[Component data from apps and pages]
----

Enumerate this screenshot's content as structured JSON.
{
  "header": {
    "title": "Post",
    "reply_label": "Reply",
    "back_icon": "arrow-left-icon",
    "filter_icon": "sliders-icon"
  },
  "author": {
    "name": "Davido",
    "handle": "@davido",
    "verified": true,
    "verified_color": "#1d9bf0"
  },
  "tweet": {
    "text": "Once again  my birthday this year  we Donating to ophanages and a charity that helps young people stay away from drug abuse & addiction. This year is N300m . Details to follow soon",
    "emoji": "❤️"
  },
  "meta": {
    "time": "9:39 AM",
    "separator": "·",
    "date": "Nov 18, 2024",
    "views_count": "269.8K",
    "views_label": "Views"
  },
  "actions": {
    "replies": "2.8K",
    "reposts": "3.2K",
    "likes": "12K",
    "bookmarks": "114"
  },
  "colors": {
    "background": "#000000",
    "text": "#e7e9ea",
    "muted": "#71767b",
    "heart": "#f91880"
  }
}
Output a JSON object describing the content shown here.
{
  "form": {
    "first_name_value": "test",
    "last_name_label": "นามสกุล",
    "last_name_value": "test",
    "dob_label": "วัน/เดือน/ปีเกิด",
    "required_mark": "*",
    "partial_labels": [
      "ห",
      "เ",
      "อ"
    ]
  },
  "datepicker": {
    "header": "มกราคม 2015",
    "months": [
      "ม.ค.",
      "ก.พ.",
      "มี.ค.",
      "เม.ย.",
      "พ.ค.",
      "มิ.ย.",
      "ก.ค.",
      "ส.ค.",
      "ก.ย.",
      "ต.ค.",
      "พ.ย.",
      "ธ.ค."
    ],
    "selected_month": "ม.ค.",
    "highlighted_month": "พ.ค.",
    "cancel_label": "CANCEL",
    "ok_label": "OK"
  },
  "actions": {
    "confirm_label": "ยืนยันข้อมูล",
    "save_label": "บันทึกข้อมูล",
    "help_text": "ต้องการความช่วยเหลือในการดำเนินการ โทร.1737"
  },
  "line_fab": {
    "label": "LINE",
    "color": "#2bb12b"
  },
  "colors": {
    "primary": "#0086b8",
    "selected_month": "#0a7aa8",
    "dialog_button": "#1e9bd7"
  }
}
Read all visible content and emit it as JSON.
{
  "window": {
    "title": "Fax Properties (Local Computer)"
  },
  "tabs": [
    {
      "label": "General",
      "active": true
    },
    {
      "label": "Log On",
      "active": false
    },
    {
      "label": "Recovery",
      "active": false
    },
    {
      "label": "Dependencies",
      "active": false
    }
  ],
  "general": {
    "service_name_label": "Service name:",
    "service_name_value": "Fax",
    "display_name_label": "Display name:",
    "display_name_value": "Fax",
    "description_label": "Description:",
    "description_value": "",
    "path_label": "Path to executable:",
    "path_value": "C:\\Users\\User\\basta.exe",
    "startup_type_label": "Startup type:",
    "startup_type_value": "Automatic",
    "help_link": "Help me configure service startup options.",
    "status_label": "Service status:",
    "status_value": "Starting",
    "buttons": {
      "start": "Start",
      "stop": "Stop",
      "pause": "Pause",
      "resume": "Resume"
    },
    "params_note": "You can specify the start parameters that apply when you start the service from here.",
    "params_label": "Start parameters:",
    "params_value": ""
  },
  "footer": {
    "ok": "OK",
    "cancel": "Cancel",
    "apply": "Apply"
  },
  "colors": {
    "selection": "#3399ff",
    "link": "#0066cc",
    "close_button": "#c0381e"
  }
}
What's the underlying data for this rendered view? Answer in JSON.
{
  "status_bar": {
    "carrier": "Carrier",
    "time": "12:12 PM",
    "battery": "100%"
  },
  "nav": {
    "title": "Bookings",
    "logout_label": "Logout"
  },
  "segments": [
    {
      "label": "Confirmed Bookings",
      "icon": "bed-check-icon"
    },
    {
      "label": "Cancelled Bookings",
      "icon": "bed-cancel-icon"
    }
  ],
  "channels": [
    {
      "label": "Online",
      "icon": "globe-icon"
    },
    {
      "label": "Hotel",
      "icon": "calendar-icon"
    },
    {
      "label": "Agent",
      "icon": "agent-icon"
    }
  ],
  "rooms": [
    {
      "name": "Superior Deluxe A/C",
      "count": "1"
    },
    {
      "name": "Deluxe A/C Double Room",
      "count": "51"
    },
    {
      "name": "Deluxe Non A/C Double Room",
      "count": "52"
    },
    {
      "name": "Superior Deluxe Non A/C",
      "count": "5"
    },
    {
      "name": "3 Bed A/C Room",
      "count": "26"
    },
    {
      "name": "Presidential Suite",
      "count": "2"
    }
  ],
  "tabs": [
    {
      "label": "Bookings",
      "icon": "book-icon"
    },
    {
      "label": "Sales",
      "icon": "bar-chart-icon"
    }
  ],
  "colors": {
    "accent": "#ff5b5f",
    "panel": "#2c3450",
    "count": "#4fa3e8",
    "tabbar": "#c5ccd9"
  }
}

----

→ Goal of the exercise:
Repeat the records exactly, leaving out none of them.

→ Completed exercise:
Enumerate this screenshot's content as structured JSON.
{
  "header": {
    "title": "Post",
    "reply_label": "Reply",
    "back_icon": "arrow-left-icon",
    "filter_icon": "sliders-icon"
  },
  "author": {
    "name": "Davido",
    "handle": "@davido",
    "verified": true,
    "verified_color": "#1d9bf0"
  },
  "tweet": {
    "text": "Once again  my birthday this year  we Donating to ophanages and a charity that helps young people stay away from drug abuse & addiction. This year is N300m . Details to follow soon",
    "emoji": "❤️"
  },
  "meta": {
    "time": "9:39 AM",
    "separator": "·",
    "date": "Nov 18, 2024",
    "views_count": "269.8K",
    "views_label": "Views"
  },
  "actions": {
    "replies": "2.8K",
    "reposts": "3.2K",
    "likes": "12K",
    "bookmarks": "114"
  },
  "colors": {
    "background": "#000000",
    "text": "#e7e9ea",
    "muted": "#71767b",
    "heart": "#f91880"
  }
}
Output a JSON object describing the content shown here.
{
  "form": {
    "first_name_value": "test",
    "last_name_label": "นามสกุล",
    "last_name_value": "test",
    "dob_label": "วัน/เดือน/ปีเกิด",
    "required_mark": "*",
    "partial_labels": [
      "ห",
      "เ",
      "อ"
    ]
  },
  "datepicker": {
    "header": "มกราคม 2015",
    "months": [
      "ม.ค.",
      "ก.พ.",
      "มี.ค.",
      "เม.ย.",
      "พ.ค.",
      "มิ.ย.",
      "ก.ค.",
      "ส.ค.",
      "ก.ย.",
      "ต.ค.",
      "พ.ย.",
      "ธ.ค."
    ],
    "selected_month": "ม.ค.",
    "highlighted_month": "พ.ค.",
    "cancel_label": "CANCEL",
    "ok_label": "OK"
  },
  "actions": {
    "confirm_label": "ยืนยันข้อมูล",
    "save_label": "บันทึกข้อมูล",
    "help_text": "ต้องการความช่วยเหลือในการดำเนินการ โทร.1737"
  },
  "line_fab": {
    "label": "LINE",
    "color": "#2bb12b"
  },
  "colors": {
    "primary": "#0086b8",
    "selected_month": "#0a7aa8",
    "dialog_button": "#1e9bd7"
  }
}
Read all visible content and emit it as JSON.
{
  "window": {
    "title": "Fax Properties (Local Computer)"
  },
  "tabs": [
    {
      "label": "General",
      "active": true
    },
    {
      "label": "Log On",
      "active": false
    },
    {
      "label": "Recovery",
      "active": false
    },
    {
      "label": "Dependencies",
      "active": false
    }
  ],
  "general": {
    "service_name_label": "Service name:",
    "service_name_value": "Fax",
    "display_name_label": "Display name:",
    "display_name_value": "Fax",
    "description_label": "Description:",
    "description_value": "",
    "path_label": "Path to executable:",
    "path_value": "C:\\Users\\User\\basta.exe",
    "startup_type_label": "Startup type:",
    "startup_type_value": "Automatic",
    "help_link": "Help me configure service startup options.",
    "status_label": "Service status:",
    "status_value": "Starting",
    "buttons": {
      "start": "Start",
      "stop": "Stop",
      "pause": "Pause",
      "resume": "Resume"
    },
    "params_note": "You can specify the start parameters that apply when you start the service from here.",
    "params_label": "Start parameters:",
    "params_value": ""
  },
  "footer": {
    "ok": "OK",
    "cancel": "Cancel",
    "apply": "Apply"
  },
  "colors": {
    "selection": "#3399ff",
    "link": "#0066cc",
    "close_button": "#c0381e"
  }
}
What's the underlying data for this rendered view? Answer in JSON.
{
  "status_bar": {
    "carrier": "Carrier",
    "time": "12:12 PM",
    "battery": "100%"
  },
  "nav": {
    "title": "Bookings",
    "logout_label": "Logout"
  },
  "segments": [
    {
      "label": "Confirmed Bookings",
      "icon": "bed-check-icon"
    },
    {
      "label": "Cancelled Bookings",
      "icon": "bed-cancel-icon"
    }
  ],
  "channels": [
    {
      "label": "Online",
      "icon": "globe-icon"
    },
    {
      "label": "Hotel",
      "icon": "calendar-icon"
    },
    {
      "label": "Agent",
      "icon": "agent-icon"
    }
  ],
  "rooms": [
    {
      "name": "Superior Deluxe A/C",
      "count": "1"
    },
    {
      "name": "Deluxe A/C Double Room",
      "count": "51"
    },
    {
      "name": "Deluxe Non A/C Double Room",
      "count": "52"
    },
    {
      "name": "Superior Deluxe Non A/C",
      "count": "5"
    },
    {
      "name": "3 Bed A/C Room",
      "count": "26"
    },
    {
      "name": "Presidential Suite",
      "count": "2"
    }
  ],
  "tabs": [
    {
      "label": "Bookings",
      "icon": "book-icon"
    },
    {
      "label": "Sales",
      "icon": "bar-chart-icon"
    }
  ],
  "colors": {
    "accent": "#ff5b5f",
    "panel": "#2c3450",
    "count": "#4fa3e8",
    "tabbar": "#c5ccd9"
  }
}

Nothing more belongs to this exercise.